The researchers discovered, among other things, that untreated sewage from the farmhouse was a significant factor in the total amount of pollution in several cases. This was a surprise, and may highlight an area needing more research - human waste is potentially more dangerous to health than manure from animals.

Slurry conundrum

Another insight from the study is that injecting manure slurry into the soil may have disadvantages. This is a common practice in several European countries to reduce ammonia emissions and unpleasant odours.

Ammonia emission followed by deposition of nitrogen-rich rainfall can harm vulnerable ecosystems and cause loss of biodiversity. Until recently, Britain's anti-ammonia emissions regime has been relatively relaxed in most areas, but this could change and slurry injection is one method being considered to help meet potentially more stringent targets.

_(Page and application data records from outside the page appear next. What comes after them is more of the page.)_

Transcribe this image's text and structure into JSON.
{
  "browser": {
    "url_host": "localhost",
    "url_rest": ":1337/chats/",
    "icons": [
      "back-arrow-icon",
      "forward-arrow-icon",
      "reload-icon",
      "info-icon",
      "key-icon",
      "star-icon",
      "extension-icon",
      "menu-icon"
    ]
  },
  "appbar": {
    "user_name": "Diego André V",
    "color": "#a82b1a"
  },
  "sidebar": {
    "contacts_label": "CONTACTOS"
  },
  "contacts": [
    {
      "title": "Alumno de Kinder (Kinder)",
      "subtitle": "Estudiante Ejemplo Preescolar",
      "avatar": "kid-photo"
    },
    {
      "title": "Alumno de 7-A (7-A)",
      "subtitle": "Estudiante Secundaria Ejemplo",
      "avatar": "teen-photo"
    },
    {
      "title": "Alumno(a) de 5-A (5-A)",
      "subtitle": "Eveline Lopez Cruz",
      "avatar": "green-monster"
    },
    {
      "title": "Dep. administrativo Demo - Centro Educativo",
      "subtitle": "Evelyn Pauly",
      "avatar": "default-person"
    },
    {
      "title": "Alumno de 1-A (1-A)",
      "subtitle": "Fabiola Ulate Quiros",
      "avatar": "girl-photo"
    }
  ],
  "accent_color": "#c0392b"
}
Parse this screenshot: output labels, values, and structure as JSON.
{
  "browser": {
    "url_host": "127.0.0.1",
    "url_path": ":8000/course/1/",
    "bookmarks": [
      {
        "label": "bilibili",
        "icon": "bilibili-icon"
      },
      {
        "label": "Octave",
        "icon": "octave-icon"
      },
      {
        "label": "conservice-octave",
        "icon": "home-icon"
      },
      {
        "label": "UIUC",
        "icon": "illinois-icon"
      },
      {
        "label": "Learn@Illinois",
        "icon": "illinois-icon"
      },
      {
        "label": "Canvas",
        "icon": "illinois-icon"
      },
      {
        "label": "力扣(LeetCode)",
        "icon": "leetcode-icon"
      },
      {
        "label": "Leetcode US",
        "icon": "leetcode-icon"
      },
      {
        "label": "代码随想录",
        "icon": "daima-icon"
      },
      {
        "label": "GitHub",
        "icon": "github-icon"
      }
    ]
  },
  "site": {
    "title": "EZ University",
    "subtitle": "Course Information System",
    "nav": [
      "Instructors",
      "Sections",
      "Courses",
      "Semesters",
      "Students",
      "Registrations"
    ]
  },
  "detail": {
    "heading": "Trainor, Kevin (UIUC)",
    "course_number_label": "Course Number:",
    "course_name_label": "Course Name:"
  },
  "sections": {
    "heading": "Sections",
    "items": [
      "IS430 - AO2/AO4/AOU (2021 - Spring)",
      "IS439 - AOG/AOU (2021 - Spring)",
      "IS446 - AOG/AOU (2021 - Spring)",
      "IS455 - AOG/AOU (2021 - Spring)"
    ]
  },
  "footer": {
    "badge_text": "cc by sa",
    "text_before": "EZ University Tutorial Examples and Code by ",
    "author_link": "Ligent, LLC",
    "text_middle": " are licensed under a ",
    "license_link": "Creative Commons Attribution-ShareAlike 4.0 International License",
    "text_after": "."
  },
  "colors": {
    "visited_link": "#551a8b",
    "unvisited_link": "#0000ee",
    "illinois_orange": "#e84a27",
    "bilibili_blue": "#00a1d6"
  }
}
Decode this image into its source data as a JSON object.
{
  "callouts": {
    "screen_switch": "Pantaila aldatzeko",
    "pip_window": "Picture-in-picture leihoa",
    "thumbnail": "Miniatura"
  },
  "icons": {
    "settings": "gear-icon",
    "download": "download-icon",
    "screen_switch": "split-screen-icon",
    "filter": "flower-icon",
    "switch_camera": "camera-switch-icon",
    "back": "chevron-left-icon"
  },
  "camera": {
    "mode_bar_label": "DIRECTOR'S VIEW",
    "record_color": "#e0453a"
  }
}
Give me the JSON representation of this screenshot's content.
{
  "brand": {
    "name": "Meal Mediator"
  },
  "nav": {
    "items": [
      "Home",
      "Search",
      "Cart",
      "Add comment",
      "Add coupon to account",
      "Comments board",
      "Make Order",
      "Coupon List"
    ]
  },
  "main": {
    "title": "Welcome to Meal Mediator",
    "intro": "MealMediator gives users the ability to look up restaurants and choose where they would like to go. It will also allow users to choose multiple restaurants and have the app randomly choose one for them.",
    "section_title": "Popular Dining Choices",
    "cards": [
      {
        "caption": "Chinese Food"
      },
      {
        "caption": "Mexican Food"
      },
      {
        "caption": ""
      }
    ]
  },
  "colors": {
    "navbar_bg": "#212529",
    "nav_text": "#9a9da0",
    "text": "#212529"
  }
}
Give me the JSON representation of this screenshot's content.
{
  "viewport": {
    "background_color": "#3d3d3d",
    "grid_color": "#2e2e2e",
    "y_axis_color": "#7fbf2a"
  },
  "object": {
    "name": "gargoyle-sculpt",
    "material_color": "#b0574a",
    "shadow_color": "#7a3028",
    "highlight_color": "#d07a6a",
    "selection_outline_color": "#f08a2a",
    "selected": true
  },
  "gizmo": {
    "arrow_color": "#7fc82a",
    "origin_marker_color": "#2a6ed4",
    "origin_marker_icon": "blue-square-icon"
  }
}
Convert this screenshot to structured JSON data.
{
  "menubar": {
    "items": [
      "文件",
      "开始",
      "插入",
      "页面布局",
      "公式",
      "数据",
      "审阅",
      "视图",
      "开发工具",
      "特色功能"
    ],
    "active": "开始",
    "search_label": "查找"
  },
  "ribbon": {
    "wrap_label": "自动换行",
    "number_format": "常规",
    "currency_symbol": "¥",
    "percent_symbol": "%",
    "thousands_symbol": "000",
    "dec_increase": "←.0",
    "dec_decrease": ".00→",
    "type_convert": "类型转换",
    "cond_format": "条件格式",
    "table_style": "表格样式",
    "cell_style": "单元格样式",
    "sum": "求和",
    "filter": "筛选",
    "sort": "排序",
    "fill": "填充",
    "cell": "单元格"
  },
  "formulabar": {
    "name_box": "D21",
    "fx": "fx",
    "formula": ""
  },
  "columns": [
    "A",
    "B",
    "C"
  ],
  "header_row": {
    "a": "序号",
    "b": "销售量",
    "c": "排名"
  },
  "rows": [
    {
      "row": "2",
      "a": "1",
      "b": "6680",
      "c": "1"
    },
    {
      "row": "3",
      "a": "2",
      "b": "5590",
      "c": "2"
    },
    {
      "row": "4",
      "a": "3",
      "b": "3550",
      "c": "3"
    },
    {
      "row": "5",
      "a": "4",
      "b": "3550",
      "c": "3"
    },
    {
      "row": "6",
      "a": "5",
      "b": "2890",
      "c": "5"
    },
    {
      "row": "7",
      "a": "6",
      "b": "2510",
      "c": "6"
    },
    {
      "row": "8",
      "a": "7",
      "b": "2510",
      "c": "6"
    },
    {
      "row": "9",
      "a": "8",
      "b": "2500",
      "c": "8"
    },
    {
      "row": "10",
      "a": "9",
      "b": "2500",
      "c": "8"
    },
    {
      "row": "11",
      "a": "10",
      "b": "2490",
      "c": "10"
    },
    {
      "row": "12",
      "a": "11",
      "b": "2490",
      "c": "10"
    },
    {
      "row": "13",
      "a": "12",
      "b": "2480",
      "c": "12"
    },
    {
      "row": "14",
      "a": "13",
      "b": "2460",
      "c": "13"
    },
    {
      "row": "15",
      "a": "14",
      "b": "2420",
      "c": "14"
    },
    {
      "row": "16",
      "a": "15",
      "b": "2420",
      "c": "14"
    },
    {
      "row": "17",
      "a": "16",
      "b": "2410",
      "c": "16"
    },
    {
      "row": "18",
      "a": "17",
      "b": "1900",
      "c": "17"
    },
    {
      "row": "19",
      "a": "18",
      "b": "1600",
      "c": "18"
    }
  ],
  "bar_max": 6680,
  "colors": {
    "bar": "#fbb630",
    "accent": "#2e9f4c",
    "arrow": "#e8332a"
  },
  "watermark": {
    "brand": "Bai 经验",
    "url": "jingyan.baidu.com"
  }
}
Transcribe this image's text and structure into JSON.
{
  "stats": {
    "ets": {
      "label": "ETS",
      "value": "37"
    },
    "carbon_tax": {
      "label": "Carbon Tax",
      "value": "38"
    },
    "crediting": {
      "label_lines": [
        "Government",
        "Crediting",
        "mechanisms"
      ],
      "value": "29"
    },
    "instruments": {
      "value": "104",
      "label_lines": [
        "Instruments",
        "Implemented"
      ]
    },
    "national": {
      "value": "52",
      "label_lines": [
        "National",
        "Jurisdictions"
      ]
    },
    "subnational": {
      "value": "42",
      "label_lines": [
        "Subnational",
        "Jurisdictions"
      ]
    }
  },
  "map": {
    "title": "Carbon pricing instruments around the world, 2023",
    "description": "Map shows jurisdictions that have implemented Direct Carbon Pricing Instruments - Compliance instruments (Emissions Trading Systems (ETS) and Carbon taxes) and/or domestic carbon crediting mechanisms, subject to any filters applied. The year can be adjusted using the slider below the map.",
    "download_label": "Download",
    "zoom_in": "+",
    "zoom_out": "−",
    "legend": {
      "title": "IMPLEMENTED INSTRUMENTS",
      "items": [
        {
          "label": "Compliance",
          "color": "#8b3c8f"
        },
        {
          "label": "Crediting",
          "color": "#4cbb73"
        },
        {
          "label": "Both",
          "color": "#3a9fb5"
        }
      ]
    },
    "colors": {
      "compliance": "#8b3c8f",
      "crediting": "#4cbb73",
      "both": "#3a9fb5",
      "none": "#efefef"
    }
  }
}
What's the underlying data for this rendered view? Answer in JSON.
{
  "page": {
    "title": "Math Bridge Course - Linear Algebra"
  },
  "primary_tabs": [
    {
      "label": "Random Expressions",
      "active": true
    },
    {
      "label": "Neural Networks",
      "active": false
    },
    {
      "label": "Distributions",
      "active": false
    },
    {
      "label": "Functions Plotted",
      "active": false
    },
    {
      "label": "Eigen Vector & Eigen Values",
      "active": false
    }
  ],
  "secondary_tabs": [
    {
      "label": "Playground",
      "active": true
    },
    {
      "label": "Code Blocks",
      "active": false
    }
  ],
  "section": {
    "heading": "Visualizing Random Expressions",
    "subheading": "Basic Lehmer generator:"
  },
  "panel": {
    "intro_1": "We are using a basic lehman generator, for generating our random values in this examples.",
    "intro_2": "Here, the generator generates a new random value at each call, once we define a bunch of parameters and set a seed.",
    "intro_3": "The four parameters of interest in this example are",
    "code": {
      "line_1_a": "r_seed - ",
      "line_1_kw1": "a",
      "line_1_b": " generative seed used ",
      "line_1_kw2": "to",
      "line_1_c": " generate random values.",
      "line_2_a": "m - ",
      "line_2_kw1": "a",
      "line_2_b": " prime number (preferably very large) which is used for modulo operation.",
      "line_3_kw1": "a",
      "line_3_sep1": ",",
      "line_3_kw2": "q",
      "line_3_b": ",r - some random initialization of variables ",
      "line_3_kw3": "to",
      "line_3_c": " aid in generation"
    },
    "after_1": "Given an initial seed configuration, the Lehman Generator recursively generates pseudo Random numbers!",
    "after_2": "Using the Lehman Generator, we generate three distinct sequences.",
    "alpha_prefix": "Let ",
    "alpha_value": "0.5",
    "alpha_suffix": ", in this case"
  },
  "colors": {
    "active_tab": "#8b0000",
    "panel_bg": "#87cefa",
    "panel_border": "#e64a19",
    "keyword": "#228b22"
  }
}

While slurry injection does indeed limit ammonia pollution by reducing the amount of slurry that is exposed to the air, other benefits include reduced risk of livestock being contaminated with potential pathogens whilst grazing, meaning that grazing stock could be let onto areas of pasture more quickly after slurry injection than after surface spreading of slurry.

But research from this latest project also showed that slurry injection causes more faecal bacteria to survive compared to surface spreading, as the bacteria are protected from UV light and desiccation.

The picture is complex. Although slurry injection causes greater persistence of bacteria in the slots, they are not necessarily at greater risk of being transported to watercourses. So, whilst ammonia pollution is a major problem, if injecting slurry into the soil can be done in a way that does not increase risk of polluted runoff, its ability to prolong the lives of harmful bacteria could be a price worth paying. Chadwick points out that more attention should be paid to such secondary effects of anti-pollution measures.

The project is part of the Rural Economy & Land Use Programme (RELU), a multi-disciplinary collaboration between the Economics & Social Research Council (ESRC), the Biotechnology & Biological Sciences Research Council (BBSRC) and NERC, with additional funding from the Scottish government and the Department for Environment, Food & Rural Affairs.

The programme aims to investigate the social, economic, environmental and technological challenges faced by rural areas.